Do leading Internet thinkers agree this is the course things are taking? Have we entered the “Post-Web” era? Wired magazine just published an insightful debate between on whether the open Web, at least as we’ve known it, is “dead.” Wired editor Chris Anderson engaged with two of the leading Web 2.0 proponents of our day, Tim O’Reilly and John Battelle, on the discussion.
It’s a long discussion, but worth the read, and here are a few snippets:
Chris Anderson: “The Web has had nearly twenty years to provide a viable business model for content, and so far it has failed to do so… the advantages of high-production content are lost in the browser-centric marketplace, where all content looks more or less alike, context is lost, session times are measured in seconds, and brands are blurred in a river of atomized text and pictures.”
Tim O’Reilly: “The competitive action has always been on the Internet as transport, with data-driven services as the back end…. It’s not APIs on the phone, it’s not Objective C or the iPhone OS, it’s still the data back end that gives even Apple its leverage.”
Anderson: “There’s another term for ‘points-of-control’: monopolies. From Facebook to iTunes, we are seeing more and more Internet applications that are ruled by Terms of Service and invisible to Google’s crawlers… Today’s post-Web applications and services are built around artificial scarcity and raising the barriers of entry to competition.”
O’Reilly: “Open and closed are in a great dance, always have been. Openness is where innovation happens; closedness is where value is captured. And then it all begins over again.”
John Battelle: “The ‘open, searchable, common platform’ is not dead, and no one should be planning a party on its presumed grave.
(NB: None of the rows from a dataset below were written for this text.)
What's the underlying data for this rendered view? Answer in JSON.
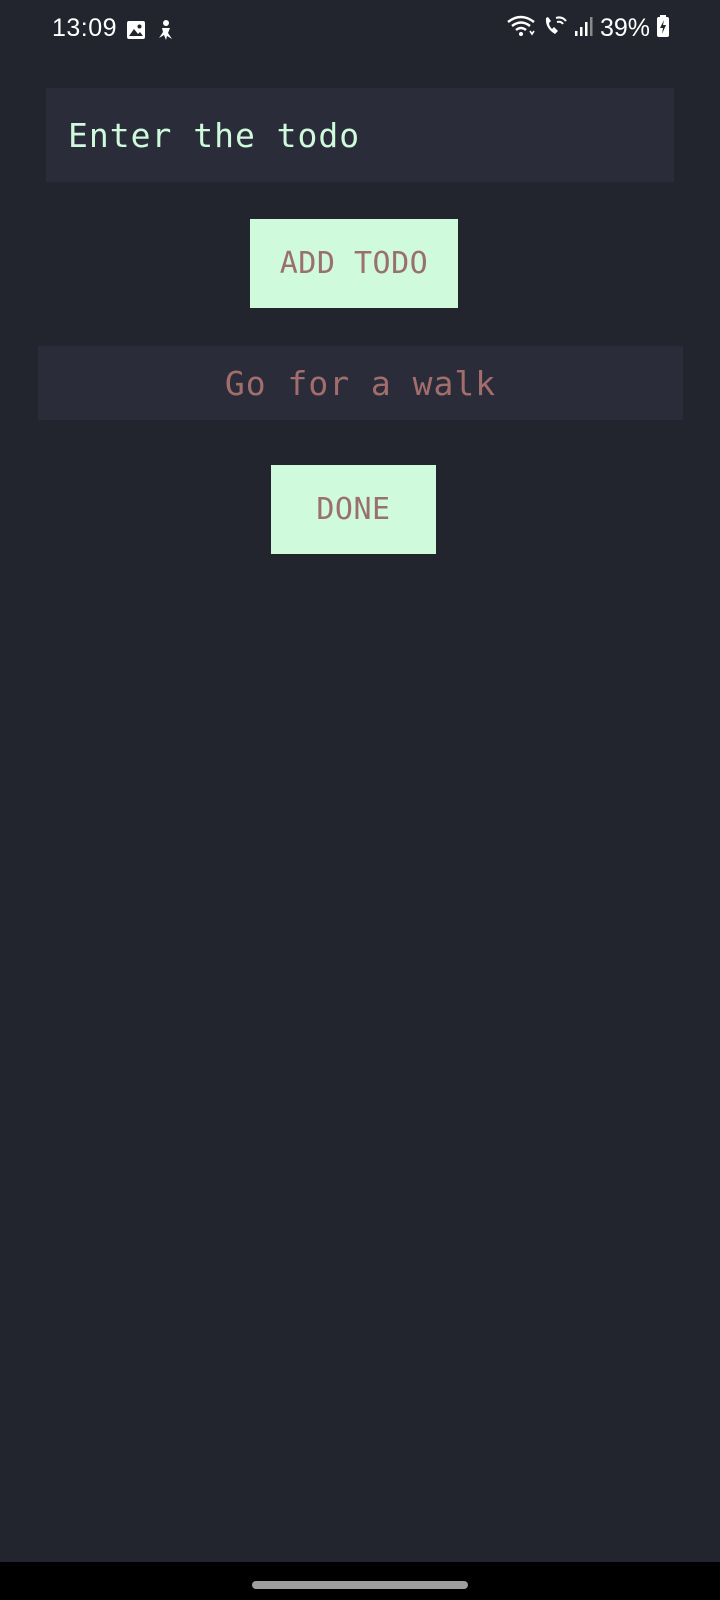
{
  "status_bar": {
    "time": "13:09",
    "battery": "39%",
    "left_icons": [
      "gallery-icon",
      "notification-figure-icon"
    ],
    "right_icons": [
      "wifi-icon",
      "wifi-calling-icon",
      "signal-icon",
      "battery-charging-icon"
    ]
  },
  "input": {
    "placeholder": "Enter the todo",
    "value": ""
  },
  "add_button": {
    "label": "ADD TODO"
  },
  "todos": [
    {
      "text": "Go for a walk"
    }
  ],
  "done_button": {
    "label": "DONE"
  },
  "colors": {
    "background": "#22252e",
    "surface": "#2a2d39",
    "accent": "#cffadb",
    "button_text": "#9b6f6f",
    "item_text": "#a46d6d"
  }
}
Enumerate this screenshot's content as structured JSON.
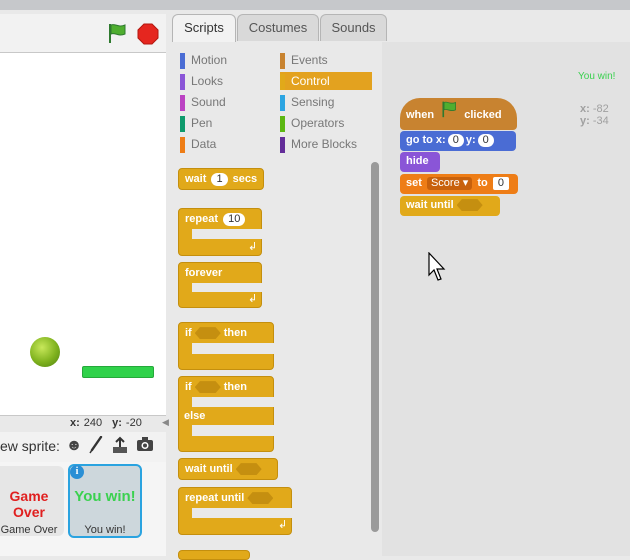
{
  "tabs": [
    {
      "label": "Scripts",
      "active": true
    },
    {
      "label": "Costumes",
      "active": false
    },
    {
      "label": "Sounds",
      "active": false
    }
  ],
  "categories": {
    "left": [
      {
        "label": "Motion",
        "color": "#4a6cd4"
      },
      {
        "label": "Looks",
        "color": "#8a55d7"
      },
      {
        "label": "Sound",
        "color": "#bb42c3"
      },
      {
        "label": "Pen",
        "color": "#0e9a6c"
      },
      {
        "label": "Data",
        "color": "#ee7d16"
      }
    ],
    "right": [
      {
        "label": "Events",
        "color": "#c88330"
      },
      {
        "label": "Control",
        "color": "#e1a91a",
        "active": true
      },
      {
        "label": "Sensing",
        "color": "#2ca5e2"
      },
      {
        "label": "Operators",
        "color": "#5cb712"
      },
      {
        "label": "More Blocks",
        "color": "#632d99"
      }
    ]
  },
  "palette_blocks": {
    "wait_secs": {
      "word1": "wait",
      "value": "1",
      "word2": "secs"
    },
    "repeat": {
      "word": "repeat",
      "value": "10"
    },
    "forever": {
      "word": "forever"
    },
    "if_then": {
      "word1": "if",
      "word2": "then"
    },
    "if_then_else": {
      "word1": "if",
      "word2": "then",
      "word3": "else"
    },
    "wait_until": {
      "word": "wait until"
    },
    "repeat_until": {
      "word": "repeat until"
    }
  },
  "stage": {
    "coords": {
      "x_label": "x:",
      "x_value": "240",
      "y_label": "y:",
      "y_value": "-20"
    },
    "new_sprite_label": "ew sprite:"
  },
  "sprites": [
    {
      "thumb_text": "Game Over",
      "thumb_color": "#e01f1f",
      "name": "Game Over",
      "selected": false
    },
    {
      "thumb_text": "You win!",
      "thumb_color": "#3ad14f",
      "name": "You win!",
      "selected": true
    }
  ],
  "script": {
    "hat": {
      "word1": "when",
      "word2": "clicked"
    },
    "goto": {
      "word1": "go to x:",
      "x": "0",
      "word2": "y:",
      "y": "0"
    },
    "hide": {
      "word": "hide"
    },
    "set": {
      "word1": "set",
      "var": "Score",
      "word2": "to",
      "value": "0"
    },
    "wait_until": {
      "word": "wait until"
    }
  },
  "sprite_info": {
    "name_tag": "You win!",
    "x_label": "x:",
    "x_value": "-82",
    "y_label": "y:",
    "y_value": "-34"
  },
  "colors": {
    "control": "#e1a91a",
    "motion": "#4a6cd4",
    "looks": "#8a55d7",
    "data": "#ee7d16",
    "events": "#c88330"
  }
}
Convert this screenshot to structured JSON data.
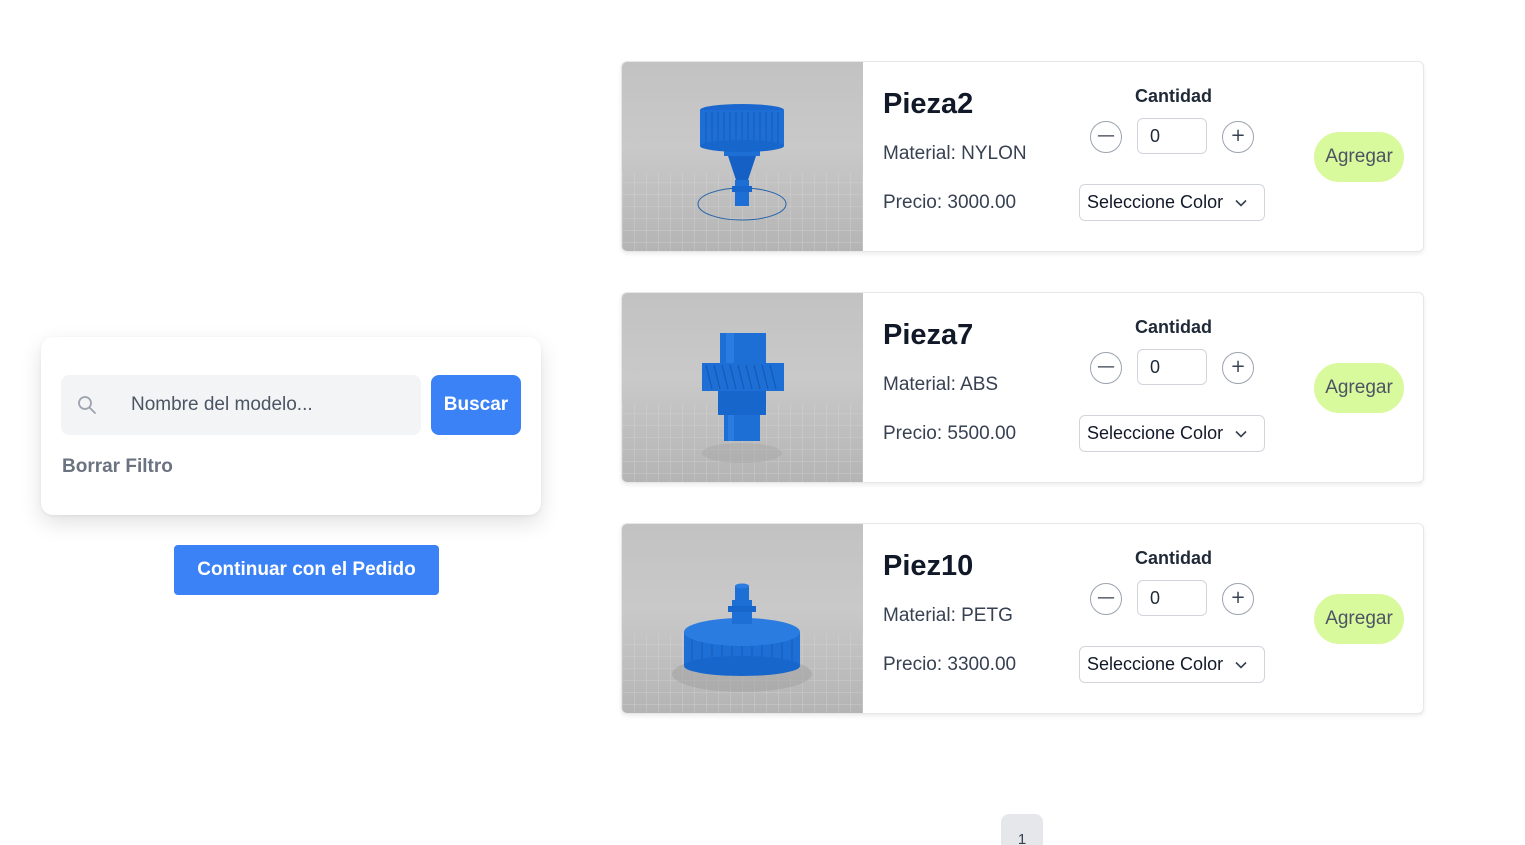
{
  "filter": {
    "search_placeholder": "Nombre del modelo...",
    "search_button": "Buscar",
    "clear_filter": "Borrar Filtro"
  },
  "continue_button": "Continuar con el Pedido",
  "products": [
    {
      "name": "Pieza2",
      "material": "Material: NYLON",
      "price": "Precio: 3000.00",
      "quantity_label": "Cantidad",
      "quantity": "0",
      "color_select": "Seleccione Color",
      "add_button": "Agregar",
      "model_icon": "connector-model"
    },
    {
      "name": "Pieza7",
      "material": "Material: ABS",
      "price": "Precio: 5500.00",
      "quantity_label": "Cantidad",
      "quantity": "0",
      "color_select": "Seleccione Color",
      "add_button": "Agregar",
      "model_icon": "gear-shaft-model"
    },
    {
      "name": "Piez10",
      "material": "Material: PETG",
      "price": "Precio: 3300.00",
      "quantity_label": "Cantidad",
      "quantity": "0",
      "color_select": "Seleccione Color",
      "add_button": "Agregar",
      "model_icon": "cap-nozzle-model"
    }
  ],
  "pagination": {
    "current_page": "1"
  },
  "colors": {
    "primary": "#3b82f6",
    "add_button": "#d9f99d",
    "model_blue": "#1d6fd6"
  }
}
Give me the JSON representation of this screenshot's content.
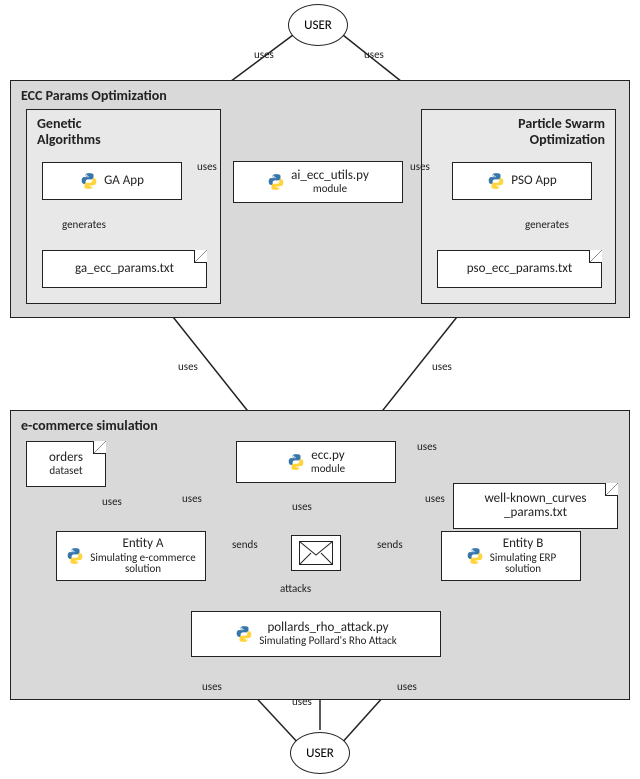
{
  "users": {
    "top": "USER",
    "bottom": "USER"
  },
  "panels": {
    "ecc_opt": {
      "title": "ECC Params Optimization"
    },
    "ecom": {
      "title": "e-commerce simulation"
    }
  },
  "sub_panels": {
    "ga": {
      "title": "Genetic\nAlgorithms"
    },
    "pso": {
      "title": "Particle Swarm\nOptimization"
    }
  },
  "nodes": {
    "ga_app": {
      "title": "GA App"
    },
    "pso_app": {
      "title": "PSO App"
    },
    "ai_utils": {
      "title": "ai_ecc_utils.py",
      "sub": "module"
    },
    "ga_params": {
      "title": "ga_ecc_params.txt"
    },
    "pso_params": {
      "title": "pso_ecc_params.txt"
    },
    "orders": {
      "title": "orders",
      "sub": "dataset"
    },
    "ecc_py": {
      "title": "ecc.py",
      "sub": "module"
    },
    "curves": {
      "title": "well-known_curves\n_params.txt"
    },
    "entity_a": {
      "title": "Entity A",
      "sub": "Simulating e-commerce\nsolution"
    },
    "entity_b": {
      "title": "Entity B",
      "sub": "Simulating ERP\nsolution"
    },
    "pollard": {
      "title": "pollards_rho_attack.py",
      "sub": "Simulating Pollard's Rho Attack"
    }
  },
  "edges": {
    "uses": "uses",
    "generates": "generates",
    "sends": "sends",
    "attacks": "attacks"
  }
}
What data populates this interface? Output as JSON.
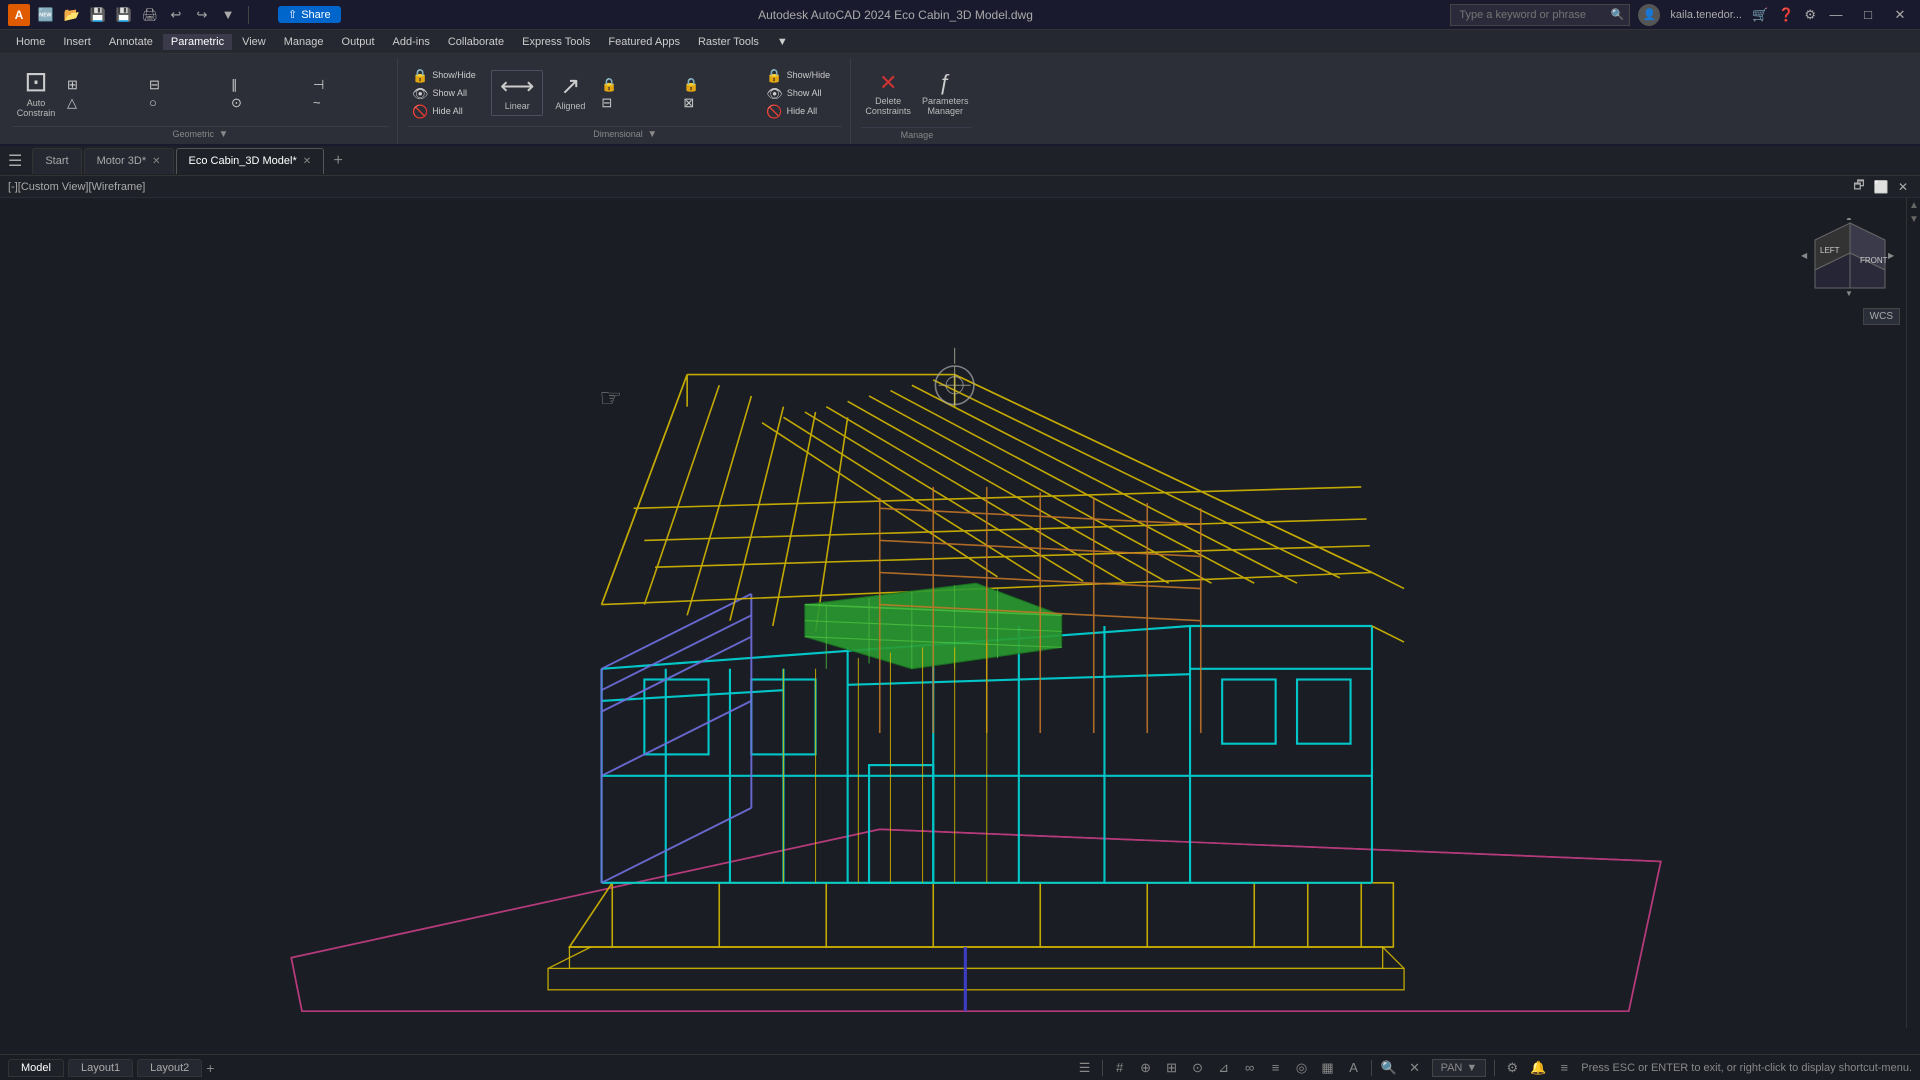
{
  "titlebar": {
    "app_icon": "A",
    "title": "Autodesk AutoCAD 2024  Eco Cabin_3D Model.dwg",
    "search_placeholder": "Type a keyword or phrase",
    "share_label": "Share",
    "user_label": "kaila.tenedor...",
    "minimize": "—",
    "maximize": "□",
    "close": "✕"
  },
  "qat": {
    "buttons": [
      "🆕",
      "📂",
      "💾",
      "💾",
      "🖨",
      "↩",
      "↩",
      "🔙",
      "🔜",
      "↕",
      "⟩"
    ]
  },
  "menubar": {
    "items": [
      "Home",
      "Insert",
      "Annotate",
      "Parametric",
      "View",
      "Manage",
      "Output",
      "Add-ins",
      "Collaborate",
      "Express Tools",
      "Featured Apps",
      "Raster Tools",
      "..."
    ]
  },
  "ribbon": {
    "active_tab": "Parametric",
    "groups": [
      {
        "label": "Geometric",
        "buttons": [
          {
            "icon": "⊡",
            "label": "Auto\nConstrain"
          },
          {
            "icon": "⊞",
            "label": ""
          },
          {
            "icon": "⊟",
            "label": ""
          },
          {
            "icon": "⊠",
            "label": ""
          }
        ],
        "has_expand": true
      },
      {
        "label": "Dimensional",
        "show_hide_label": "Show/Hide",
        "show_all_label": "Show All",
        "hide_all_label": "Hide All",
        "linear_label": "Linear",
        "aligned_label": "Aligned",
        "has_expand": true
      },
      {
        "label": "Manage",
        "delete_label": "Delete\nConstraints",
        "parameters_label": "Parameters\nManager"
      }
    ]
  },
  "tabs": {
    "items": [
      {
        "label": "Start",
        "closable": false,
        "active": false
      },
      {
        "label": "Motor 3D*",
        "closable": true,
        "active": false
      },
      {
        "label": "Eco Cabin_3D Model*",
        "closable": true,
        "active": true
      }
    ],
    "add_label": "+"
  },
  "viewlabel": {
    "text": "[-][Custom View][Wireframe]"
  },
  "viewport_cube": {
    "left_label": "LEFT",
    "front_label": "FRONT"
  },
  "wcs": {
    "label": "WCS"
  },
  "statusbar": {
    "model_tab": "Model",
    "layout1_tab": "Layout1",
    "layout2_tab": "Layout2",
    "add_label": "+",
    "status_message": "Press ESC or ENTER to exit, or right-click to display shortcut-menu.",
    "pan_label": "PAN"
  },
  "canvas": {
    "background": "#1a1d24"
  }
}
It’s simply the most elegant approach to creating the most good in the world, and heralding its end strikes me as not only premature, but also shortsighted.”
O’Reilly: “It’s far too early to call the open Web dead… I predict that those same big media companies are going to get their clocks cleaned by small innovators, just as they did on the Web. The big winners are going to be the platform companies, just as they were last time around, and the time before that, and the time before that.”
The bottom line, which Battelle and O’Reilly seemed to be in agreement, is that the open Web always will find ways to get around attempts to close off components, and in the process, create new business models and innovations.